Review: Corsair K70 Core



Let’s move on to testing the K70 Core. We put it to the test in just about every scenario: video games, office automation, etc…


Handling the K70 Core is classic! In fact, it’s a 104-key keyboard, so there’ll be no change if you’re used to this type of keyboard. What’s more, if you’ve been using Corsair keyboards until now, unlike the Corsair K100 RGB, we don’t have any macro keys on the left-hand side of the keyboard. This is rather convenient, as it means we won’t be mistaken for a column when typing… At least until we get used to it.

At the top, coupled with the F.. keys, are the multimedia keys for changing the profile, managing keyboard brightness and blocking the Windows key. As you’ll see from the photos below, there are plenty of shortcuts available on the K70 Core. Moving to the far right, we discover a wheel never before used by Corsair. This allows you to increase or reduce the volume and mute the sound by “clicking” on it. This wheel is very pleasant to use, perhaps even more so than those on previous K70 and K100 models.

PBT keys are a thing of the past here, as this model is available with ABS keys. Nevertheless, given the keyboard’s price (less than 100 euros), it’s hard to hold this against the brand. ABS keys are more likely to show fingerprints and may leave a shiny effect over time. Over time, however, the lettering will last longer because they are double-injected, i.e. the lettering is molded directly into the fingerboard. So, unlike NZXT’s keyboard for example, the lettering will hardly ever fade, and the backlighting remains visible.

The K70 Core has a hard, grainy plastic palm rest. Unfortunately, it’s too flat, so I hardly ever rest my wrists on it. On top of that, it could scratch the skin a little if your wrist is placed on it. It’s a bit reminiscent of the old K70 RGB MK.2.

On this model, the power cable is thin and unsheathed. It’s not very aesthetic, visually speaking. On the other hand, it’s not rigid and clearly won’t get in the way on the desk. It’s a far cry from the double cable of the Roccat Vulcan II Max, for example, which was thick and rigid.


Gone are the customizable switches of the K70 Max RGB. We’re still dealing with Corsair switches, but in their linear version. These are designed to be fast, precise and silent. To activate them, you’ll need 1.9 mm for a force of 45 G. Their total travel is 4 mm and they are guaranteed for 70 million keystrokes. On top of this, these switches have been pre-lubricated, making them smoother, less rough and quieter.

In terms of feel, these are fairly soft switches, since there’s no stop. Linear switches are generally quite sensitive. Indeed, with a force of 45 cN, the key will be activated quite easily, and even more so here with the lubrication. I tend to use double letters on this keyboard when writing. Typing errors are plentiful, as are inopportune movements. On the other hand, for writing, there will be less fatigue than on harder switches, that’s also the advantage.

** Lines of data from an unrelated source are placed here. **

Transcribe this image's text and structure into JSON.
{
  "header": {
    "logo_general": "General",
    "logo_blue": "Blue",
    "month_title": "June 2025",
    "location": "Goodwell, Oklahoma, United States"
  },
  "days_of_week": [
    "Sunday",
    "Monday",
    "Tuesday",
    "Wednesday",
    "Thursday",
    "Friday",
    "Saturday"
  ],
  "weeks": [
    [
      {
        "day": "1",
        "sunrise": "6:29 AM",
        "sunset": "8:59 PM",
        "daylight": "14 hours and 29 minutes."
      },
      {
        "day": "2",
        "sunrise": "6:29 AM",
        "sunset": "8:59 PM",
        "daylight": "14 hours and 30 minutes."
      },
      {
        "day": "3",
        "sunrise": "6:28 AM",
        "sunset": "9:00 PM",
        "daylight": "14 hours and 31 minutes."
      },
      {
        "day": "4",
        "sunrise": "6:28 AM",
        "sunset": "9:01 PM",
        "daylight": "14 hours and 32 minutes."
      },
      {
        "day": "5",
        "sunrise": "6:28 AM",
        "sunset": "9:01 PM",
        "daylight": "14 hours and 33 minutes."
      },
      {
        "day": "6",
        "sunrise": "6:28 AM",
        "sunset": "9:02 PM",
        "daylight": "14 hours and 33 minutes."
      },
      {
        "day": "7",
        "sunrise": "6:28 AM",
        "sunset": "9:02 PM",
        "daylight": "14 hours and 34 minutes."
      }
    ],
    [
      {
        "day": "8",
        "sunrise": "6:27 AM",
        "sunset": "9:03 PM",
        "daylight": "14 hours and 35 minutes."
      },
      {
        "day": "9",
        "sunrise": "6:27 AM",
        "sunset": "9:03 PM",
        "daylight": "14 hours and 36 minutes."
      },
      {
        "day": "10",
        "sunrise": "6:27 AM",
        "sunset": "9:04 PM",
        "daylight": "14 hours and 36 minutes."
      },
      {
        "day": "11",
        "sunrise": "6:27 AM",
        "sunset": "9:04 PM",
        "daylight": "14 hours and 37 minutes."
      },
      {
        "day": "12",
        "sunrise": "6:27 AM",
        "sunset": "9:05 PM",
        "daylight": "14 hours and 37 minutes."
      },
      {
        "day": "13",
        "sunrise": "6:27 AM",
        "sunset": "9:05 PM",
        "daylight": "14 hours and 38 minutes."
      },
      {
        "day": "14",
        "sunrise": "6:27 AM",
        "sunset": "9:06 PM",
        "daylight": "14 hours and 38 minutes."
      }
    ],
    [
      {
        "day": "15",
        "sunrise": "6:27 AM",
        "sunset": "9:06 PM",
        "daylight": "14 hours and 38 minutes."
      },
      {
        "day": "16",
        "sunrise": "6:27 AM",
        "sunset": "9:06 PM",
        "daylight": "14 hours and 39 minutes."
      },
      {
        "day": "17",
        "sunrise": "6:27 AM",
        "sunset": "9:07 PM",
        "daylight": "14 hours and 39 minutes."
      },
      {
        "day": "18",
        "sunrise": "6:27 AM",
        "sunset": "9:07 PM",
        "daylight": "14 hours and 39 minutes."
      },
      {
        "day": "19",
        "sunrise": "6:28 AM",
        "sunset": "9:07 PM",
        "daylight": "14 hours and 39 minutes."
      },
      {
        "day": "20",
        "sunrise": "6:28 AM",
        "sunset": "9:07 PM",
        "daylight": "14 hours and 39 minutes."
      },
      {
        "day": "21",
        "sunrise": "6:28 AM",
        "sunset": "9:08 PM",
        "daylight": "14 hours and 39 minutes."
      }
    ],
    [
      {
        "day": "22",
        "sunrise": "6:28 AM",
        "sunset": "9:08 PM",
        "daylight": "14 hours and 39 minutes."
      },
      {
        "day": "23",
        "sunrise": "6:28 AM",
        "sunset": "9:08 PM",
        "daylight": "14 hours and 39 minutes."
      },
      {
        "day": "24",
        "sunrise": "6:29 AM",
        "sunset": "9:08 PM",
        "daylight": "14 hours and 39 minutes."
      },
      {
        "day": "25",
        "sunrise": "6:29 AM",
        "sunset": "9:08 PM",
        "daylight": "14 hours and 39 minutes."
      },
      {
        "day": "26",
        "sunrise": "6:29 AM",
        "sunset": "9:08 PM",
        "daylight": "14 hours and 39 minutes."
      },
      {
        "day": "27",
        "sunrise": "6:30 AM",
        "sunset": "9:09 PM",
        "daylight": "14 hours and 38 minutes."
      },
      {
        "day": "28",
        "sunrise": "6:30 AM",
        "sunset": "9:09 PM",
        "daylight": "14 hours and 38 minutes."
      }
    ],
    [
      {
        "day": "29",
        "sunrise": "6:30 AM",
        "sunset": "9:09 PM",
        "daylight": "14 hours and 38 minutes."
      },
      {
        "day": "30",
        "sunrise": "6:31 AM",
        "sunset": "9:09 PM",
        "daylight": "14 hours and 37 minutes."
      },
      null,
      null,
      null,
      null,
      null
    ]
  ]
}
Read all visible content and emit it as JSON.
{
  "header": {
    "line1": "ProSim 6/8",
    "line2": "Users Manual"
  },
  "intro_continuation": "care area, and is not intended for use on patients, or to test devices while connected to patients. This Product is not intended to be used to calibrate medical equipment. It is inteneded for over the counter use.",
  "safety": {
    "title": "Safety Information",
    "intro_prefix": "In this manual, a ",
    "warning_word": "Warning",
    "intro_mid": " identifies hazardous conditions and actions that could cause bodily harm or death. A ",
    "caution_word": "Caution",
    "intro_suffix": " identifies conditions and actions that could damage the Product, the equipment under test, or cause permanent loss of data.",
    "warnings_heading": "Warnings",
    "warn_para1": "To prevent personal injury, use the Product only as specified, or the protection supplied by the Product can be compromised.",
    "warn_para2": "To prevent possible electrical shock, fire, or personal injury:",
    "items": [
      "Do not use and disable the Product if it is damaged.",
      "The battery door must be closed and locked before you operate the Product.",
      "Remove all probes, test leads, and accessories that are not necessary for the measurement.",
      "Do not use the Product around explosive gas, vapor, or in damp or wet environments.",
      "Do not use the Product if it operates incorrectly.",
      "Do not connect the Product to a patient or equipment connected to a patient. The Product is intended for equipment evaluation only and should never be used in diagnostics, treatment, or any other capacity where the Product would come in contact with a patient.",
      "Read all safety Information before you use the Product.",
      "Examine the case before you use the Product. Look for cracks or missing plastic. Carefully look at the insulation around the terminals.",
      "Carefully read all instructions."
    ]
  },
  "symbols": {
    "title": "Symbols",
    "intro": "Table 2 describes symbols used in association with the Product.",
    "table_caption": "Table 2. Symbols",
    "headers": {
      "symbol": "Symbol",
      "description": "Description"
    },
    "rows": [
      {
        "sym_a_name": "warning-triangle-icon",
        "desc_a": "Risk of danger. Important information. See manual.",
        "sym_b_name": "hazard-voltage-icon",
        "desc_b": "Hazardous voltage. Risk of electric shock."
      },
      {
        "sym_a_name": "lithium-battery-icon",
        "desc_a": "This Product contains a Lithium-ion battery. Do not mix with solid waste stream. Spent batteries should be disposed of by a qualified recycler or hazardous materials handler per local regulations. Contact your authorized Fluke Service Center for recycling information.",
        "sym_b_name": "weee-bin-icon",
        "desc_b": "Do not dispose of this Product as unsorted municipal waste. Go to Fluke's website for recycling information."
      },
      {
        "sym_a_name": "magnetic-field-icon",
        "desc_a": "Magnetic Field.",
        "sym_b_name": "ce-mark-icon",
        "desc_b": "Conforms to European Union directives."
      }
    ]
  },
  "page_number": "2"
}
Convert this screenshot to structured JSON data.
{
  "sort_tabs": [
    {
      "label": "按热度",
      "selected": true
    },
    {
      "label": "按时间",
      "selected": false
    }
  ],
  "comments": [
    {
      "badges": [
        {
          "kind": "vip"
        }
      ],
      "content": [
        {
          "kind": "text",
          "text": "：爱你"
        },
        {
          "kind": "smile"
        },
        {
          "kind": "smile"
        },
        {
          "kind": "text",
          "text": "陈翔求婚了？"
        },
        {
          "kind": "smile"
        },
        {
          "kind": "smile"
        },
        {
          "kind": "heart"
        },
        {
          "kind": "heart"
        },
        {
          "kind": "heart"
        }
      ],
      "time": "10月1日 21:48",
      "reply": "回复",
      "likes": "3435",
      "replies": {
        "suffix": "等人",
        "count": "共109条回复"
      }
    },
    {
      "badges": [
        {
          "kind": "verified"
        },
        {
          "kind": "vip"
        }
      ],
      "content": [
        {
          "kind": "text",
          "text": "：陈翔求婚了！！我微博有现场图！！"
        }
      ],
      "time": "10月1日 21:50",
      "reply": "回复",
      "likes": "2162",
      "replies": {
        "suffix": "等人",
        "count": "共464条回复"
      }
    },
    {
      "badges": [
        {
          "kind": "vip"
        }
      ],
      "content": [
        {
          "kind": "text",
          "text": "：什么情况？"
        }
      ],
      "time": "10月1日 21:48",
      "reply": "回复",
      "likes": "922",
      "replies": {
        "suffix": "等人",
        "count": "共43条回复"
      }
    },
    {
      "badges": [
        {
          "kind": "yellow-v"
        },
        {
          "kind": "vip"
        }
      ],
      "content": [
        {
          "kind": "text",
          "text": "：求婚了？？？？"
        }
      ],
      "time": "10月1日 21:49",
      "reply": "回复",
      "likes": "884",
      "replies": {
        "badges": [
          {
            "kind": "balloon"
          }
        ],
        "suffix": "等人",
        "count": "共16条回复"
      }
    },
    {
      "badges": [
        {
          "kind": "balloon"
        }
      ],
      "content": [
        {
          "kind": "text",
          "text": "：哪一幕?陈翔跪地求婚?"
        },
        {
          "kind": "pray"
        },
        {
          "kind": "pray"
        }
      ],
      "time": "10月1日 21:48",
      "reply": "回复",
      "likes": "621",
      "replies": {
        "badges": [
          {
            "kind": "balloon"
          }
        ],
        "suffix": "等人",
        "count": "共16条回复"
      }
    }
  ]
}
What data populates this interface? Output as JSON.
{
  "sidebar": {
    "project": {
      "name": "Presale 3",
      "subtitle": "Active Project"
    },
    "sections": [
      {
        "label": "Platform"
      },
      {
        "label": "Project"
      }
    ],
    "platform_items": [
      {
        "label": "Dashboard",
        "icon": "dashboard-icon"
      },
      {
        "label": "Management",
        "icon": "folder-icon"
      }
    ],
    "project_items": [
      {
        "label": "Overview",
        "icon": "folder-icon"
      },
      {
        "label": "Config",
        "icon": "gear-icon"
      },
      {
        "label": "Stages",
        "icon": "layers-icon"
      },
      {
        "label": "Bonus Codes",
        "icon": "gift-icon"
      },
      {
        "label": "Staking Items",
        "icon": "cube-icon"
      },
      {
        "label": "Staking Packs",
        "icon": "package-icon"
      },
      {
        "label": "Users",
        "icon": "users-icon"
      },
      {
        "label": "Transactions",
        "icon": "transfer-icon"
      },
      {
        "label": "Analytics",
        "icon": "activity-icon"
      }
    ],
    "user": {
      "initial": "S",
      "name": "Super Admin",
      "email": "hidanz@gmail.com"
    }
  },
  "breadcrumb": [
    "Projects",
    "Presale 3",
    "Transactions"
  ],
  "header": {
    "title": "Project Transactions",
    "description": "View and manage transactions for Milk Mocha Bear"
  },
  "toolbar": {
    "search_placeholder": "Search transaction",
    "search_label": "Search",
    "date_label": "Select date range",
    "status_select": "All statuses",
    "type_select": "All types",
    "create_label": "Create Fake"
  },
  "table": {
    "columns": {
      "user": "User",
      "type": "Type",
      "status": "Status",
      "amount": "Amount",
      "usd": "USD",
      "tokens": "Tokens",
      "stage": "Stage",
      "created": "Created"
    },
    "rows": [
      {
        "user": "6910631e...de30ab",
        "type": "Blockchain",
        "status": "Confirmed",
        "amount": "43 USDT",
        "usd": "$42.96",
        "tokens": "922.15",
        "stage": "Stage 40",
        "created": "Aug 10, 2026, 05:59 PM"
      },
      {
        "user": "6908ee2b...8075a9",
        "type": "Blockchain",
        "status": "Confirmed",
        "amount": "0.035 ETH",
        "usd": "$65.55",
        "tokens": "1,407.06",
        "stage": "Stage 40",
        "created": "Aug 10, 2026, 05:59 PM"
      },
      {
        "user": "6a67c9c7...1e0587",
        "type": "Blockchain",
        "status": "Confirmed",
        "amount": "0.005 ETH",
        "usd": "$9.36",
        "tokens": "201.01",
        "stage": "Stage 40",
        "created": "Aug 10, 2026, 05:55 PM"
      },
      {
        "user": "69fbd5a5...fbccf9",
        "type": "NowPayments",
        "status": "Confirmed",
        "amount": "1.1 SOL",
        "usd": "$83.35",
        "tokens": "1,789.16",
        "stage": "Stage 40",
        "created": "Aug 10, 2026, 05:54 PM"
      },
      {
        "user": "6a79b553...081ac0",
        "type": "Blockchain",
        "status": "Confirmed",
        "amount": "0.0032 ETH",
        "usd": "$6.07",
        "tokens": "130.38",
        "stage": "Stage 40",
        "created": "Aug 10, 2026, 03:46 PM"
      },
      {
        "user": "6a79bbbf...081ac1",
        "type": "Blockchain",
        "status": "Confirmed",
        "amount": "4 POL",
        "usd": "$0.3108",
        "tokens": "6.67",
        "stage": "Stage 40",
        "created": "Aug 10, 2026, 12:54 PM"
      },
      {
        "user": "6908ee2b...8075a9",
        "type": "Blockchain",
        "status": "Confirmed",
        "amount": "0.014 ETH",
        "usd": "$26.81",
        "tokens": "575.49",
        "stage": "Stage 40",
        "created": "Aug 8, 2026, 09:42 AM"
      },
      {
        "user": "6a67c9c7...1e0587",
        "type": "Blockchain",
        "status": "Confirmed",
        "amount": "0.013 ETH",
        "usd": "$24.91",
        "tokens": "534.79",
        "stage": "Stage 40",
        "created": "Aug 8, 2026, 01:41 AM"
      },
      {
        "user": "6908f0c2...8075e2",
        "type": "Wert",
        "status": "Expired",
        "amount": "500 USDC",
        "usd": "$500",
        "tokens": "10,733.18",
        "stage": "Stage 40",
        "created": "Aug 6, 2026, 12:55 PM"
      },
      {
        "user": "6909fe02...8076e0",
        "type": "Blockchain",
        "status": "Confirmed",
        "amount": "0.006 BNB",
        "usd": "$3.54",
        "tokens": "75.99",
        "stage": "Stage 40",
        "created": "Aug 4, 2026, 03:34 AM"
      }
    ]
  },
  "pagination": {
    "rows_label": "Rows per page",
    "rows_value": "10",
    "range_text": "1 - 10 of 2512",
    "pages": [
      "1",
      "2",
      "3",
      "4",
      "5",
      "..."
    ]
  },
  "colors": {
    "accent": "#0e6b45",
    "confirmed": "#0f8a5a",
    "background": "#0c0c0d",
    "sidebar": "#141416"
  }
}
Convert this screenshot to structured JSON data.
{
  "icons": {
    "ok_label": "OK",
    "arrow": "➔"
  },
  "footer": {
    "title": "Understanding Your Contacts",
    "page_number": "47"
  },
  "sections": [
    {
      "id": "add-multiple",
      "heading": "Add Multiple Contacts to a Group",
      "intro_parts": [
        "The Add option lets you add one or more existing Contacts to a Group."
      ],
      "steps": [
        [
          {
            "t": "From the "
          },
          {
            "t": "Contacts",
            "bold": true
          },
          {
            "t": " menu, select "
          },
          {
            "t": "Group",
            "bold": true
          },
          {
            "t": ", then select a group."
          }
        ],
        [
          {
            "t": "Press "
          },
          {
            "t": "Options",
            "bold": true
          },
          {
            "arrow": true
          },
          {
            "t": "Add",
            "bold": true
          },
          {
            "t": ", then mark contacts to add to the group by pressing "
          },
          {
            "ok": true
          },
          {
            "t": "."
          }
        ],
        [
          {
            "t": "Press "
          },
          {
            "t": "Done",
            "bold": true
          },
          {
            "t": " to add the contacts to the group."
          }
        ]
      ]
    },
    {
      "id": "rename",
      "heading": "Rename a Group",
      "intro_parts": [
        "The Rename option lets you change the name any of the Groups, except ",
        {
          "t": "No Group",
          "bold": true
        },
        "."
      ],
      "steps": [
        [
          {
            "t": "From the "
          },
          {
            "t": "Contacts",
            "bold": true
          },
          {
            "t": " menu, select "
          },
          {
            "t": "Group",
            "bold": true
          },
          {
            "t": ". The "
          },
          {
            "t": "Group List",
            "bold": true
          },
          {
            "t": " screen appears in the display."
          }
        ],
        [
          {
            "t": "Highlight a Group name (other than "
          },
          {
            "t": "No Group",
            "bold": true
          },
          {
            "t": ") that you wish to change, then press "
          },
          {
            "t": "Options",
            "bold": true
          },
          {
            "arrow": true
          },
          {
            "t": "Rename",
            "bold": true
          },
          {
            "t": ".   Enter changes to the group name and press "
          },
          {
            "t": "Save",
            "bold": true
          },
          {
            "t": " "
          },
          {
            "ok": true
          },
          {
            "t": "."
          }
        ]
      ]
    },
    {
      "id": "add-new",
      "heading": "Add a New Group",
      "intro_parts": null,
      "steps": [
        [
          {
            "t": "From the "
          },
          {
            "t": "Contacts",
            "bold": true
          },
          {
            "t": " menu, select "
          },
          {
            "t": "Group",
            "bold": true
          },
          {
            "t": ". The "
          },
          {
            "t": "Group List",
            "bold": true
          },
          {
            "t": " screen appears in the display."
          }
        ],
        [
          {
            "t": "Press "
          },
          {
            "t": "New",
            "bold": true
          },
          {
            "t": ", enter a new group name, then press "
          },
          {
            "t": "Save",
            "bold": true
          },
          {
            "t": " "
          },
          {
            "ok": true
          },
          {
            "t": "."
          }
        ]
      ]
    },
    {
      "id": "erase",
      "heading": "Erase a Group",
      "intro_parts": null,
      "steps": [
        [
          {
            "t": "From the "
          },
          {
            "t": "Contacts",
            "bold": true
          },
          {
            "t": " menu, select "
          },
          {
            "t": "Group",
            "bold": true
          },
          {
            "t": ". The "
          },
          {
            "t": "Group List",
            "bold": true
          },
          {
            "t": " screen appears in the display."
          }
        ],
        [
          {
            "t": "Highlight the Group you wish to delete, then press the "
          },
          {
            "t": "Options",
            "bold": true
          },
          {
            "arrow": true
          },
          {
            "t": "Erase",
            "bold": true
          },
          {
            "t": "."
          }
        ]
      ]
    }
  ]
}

Corsair K70 Core


Corsair equips its K70 Core with a soundproofing layer to limit unpleasant noises. The keyboard base does not act as a sounding board. In use, spacebar noise is greatly reduced. Indeed, on most mechanical references, it will tend to rattle. It’s even quieter than the other keys on the keyboard.

However, this does not mean that the switches are really silent. They have a relatively dry end-of-travel, which generates a “clack, clack, clack” sound that may annoy those around you. However, this noise seems to be what the brand is aiming for.



On this K70 Core, the lights stand out well on the keyboard keys. Overall, the light is intense and well-dosed. What’s more, thanks to keyboard shortcuts or the iCUE software, you can set a wide range of effects, even key by key, on different lighting layers. However, if you’re buying your keyboard for its RGB lighting, you might be better off with a Roccat Vulcan II or Vulcan II Max.

Corsair K70 Core